◆ **Task to complete**
Whenever a line below includes "this", add it to the tally, then give the total and nothing more.

[Data records for software interfaces]
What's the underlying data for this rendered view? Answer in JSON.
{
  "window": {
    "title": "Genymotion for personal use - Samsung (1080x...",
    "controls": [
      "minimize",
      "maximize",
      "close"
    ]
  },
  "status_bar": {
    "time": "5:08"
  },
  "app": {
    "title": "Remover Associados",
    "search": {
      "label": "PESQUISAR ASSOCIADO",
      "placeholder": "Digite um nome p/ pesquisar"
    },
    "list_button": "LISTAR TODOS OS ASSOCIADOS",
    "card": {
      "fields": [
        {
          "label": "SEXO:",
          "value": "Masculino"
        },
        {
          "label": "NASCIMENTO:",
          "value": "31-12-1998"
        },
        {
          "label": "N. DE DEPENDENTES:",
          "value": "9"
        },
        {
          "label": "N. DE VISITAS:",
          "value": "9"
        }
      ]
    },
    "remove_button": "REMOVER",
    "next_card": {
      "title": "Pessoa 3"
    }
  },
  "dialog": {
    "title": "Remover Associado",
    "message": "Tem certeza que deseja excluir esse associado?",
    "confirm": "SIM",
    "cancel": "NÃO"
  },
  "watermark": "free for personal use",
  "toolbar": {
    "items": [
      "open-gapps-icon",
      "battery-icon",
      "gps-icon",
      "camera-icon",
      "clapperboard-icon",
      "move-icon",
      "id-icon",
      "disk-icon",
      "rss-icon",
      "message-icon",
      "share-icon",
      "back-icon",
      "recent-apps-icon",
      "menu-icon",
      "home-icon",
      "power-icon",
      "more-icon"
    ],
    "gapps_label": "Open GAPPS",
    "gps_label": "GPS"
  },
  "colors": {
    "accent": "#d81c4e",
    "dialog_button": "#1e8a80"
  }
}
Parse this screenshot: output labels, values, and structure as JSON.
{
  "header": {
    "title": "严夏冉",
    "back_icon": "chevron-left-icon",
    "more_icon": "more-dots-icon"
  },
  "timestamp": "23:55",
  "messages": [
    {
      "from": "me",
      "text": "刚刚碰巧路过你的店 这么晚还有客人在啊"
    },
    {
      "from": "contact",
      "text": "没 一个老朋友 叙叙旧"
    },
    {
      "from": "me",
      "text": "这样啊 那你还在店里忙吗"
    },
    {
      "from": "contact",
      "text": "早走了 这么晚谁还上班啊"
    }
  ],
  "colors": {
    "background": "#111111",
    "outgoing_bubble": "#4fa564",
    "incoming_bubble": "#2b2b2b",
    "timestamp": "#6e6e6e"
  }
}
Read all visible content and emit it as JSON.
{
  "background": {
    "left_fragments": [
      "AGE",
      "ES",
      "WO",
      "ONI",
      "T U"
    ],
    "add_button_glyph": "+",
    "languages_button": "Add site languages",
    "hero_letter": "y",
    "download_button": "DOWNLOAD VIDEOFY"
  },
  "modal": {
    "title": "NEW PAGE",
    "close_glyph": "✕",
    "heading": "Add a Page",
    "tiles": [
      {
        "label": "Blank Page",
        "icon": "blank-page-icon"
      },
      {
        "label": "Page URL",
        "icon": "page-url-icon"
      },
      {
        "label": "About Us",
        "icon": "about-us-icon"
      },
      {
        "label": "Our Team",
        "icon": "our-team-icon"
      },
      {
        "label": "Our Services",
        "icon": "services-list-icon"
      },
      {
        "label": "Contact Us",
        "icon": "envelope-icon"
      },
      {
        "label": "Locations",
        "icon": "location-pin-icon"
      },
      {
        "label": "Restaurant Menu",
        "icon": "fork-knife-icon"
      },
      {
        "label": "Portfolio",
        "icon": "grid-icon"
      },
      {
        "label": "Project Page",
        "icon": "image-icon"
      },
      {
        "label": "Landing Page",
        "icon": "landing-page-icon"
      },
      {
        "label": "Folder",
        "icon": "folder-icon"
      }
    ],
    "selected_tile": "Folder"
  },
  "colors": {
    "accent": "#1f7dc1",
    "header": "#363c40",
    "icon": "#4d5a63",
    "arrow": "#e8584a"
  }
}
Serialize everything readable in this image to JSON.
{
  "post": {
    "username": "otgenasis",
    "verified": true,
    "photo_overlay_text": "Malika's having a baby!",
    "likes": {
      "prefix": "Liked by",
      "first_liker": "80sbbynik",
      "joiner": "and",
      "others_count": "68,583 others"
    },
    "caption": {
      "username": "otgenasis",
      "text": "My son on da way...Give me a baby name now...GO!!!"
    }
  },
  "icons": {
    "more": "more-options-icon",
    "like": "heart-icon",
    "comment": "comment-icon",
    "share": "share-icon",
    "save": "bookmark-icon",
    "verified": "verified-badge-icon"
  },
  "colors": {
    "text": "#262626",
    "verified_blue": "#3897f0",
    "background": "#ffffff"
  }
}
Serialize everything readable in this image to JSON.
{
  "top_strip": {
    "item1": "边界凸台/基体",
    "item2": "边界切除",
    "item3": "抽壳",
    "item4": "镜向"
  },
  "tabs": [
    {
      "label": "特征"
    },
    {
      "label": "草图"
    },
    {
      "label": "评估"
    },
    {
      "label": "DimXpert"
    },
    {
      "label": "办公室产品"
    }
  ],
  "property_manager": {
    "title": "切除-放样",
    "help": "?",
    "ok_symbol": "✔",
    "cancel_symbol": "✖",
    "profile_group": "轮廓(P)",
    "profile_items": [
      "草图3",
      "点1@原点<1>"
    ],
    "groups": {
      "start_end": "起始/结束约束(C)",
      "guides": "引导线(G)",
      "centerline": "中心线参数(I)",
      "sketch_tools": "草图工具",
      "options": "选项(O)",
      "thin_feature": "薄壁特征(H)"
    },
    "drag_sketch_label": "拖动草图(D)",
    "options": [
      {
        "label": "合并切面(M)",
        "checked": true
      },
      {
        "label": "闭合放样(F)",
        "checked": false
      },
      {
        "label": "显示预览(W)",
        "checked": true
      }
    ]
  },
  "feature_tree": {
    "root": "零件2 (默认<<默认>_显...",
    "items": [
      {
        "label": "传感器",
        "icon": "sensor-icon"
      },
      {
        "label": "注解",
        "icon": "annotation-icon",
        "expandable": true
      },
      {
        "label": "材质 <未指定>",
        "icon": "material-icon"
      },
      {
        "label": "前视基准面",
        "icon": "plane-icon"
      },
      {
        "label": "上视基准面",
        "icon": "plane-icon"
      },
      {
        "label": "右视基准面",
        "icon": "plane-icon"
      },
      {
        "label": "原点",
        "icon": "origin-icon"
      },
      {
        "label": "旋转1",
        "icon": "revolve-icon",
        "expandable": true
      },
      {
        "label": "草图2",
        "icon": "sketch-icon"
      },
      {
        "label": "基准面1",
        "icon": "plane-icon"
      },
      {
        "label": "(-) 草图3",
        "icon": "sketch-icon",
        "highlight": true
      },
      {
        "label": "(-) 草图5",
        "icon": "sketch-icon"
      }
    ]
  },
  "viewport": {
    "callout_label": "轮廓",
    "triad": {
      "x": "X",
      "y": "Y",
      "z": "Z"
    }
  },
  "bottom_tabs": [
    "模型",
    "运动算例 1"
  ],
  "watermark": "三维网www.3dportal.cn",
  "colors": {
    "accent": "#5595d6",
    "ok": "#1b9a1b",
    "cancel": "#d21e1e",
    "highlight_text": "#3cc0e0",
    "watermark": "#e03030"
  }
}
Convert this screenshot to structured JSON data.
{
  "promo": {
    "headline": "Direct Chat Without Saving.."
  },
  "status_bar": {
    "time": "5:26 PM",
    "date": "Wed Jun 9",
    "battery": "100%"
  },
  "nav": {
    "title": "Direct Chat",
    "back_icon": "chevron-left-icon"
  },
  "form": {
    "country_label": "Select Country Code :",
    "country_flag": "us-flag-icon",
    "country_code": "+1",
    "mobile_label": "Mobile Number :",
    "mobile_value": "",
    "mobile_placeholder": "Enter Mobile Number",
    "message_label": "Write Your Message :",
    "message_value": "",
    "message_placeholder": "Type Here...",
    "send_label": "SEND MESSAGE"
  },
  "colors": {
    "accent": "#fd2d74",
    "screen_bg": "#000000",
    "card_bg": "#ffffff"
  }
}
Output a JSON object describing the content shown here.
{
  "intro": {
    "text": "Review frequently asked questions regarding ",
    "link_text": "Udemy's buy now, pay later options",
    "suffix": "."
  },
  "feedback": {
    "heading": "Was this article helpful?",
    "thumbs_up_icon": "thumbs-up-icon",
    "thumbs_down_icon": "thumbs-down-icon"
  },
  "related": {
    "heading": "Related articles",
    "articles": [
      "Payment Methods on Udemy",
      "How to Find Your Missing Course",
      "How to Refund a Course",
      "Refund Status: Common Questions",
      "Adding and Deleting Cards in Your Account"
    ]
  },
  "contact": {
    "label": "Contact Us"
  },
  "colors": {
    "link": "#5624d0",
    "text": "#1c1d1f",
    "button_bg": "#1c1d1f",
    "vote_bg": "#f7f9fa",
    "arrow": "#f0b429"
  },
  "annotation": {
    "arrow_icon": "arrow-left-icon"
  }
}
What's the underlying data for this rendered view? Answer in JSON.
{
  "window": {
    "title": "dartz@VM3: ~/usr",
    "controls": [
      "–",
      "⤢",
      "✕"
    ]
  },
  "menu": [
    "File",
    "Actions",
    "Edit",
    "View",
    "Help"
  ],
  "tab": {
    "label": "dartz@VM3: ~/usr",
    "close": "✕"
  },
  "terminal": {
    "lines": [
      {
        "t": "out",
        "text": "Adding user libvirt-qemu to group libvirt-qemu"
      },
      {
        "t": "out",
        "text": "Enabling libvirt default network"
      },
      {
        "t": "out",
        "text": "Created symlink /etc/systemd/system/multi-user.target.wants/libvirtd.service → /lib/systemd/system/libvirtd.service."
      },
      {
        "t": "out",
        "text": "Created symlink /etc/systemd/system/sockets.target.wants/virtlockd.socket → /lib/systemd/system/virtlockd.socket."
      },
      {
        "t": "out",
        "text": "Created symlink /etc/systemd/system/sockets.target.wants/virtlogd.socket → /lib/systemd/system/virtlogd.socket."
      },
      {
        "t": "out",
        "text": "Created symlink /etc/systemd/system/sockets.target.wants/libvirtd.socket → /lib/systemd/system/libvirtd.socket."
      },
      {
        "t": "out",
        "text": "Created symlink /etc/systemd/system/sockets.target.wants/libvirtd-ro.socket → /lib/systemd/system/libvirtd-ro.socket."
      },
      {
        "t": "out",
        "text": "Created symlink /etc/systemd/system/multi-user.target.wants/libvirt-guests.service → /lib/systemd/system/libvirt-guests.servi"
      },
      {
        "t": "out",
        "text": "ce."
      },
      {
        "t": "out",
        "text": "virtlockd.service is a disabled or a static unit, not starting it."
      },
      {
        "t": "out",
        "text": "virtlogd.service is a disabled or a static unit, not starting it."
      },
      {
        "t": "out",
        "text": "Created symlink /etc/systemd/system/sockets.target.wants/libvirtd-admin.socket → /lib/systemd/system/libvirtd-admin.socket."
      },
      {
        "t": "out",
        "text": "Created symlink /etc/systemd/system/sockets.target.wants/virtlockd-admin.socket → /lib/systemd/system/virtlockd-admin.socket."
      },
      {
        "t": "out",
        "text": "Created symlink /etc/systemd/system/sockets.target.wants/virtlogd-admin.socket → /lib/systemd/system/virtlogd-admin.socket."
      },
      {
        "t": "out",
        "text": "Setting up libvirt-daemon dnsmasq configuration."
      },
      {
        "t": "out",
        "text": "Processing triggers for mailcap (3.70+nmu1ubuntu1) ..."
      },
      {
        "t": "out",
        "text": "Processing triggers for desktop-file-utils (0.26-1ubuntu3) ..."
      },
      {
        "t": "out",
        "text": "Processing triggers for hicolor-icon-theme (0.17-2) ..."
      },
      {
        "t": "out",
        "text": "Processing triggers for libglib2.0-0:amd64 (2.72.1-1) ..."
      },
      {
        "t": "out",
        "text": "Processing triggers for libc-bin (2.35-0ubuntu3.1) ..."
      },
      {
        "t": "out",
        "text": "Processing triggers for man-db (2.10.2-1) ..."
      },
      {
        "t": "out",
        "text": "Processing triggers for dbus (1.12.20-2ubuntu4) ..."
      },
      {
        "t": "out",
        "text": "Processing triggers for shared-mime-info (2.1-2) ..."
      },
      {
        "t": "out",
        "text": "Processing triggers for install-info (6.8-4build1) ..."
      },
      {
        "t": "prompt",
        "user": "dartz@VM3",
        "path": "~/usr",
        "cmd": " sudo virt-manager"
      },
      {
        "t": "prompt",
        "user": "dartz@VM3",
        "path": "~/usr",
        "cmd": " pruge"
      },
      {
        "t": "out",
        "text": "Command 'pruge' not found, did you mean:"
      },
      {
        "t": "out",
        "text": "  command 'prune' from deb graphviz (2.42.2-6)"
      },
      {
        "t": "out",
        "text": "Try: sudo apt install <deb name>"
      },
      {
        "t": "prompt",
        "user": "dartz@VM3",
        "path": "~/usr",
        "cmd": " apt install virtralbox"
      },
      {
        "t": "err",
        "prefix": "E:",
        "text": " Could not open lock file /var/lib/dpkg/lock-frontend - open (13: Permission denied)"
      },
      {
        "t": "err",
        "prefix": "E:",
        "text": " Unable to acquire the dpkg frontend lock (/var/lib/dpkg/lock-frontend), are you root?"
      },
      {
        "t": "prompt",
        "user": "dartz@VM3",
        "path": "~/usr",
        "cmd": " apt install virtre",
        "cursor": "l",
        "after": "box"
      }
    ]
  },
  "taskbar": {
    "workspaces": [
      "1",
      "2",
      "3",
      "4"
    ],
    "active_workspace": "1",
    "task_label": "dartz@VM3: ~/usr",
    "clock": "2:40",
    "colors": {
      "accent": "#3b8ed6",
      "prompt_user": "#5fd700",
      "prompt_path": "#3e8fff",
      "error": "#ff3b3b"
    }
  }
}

◆ **Exercise solution**
7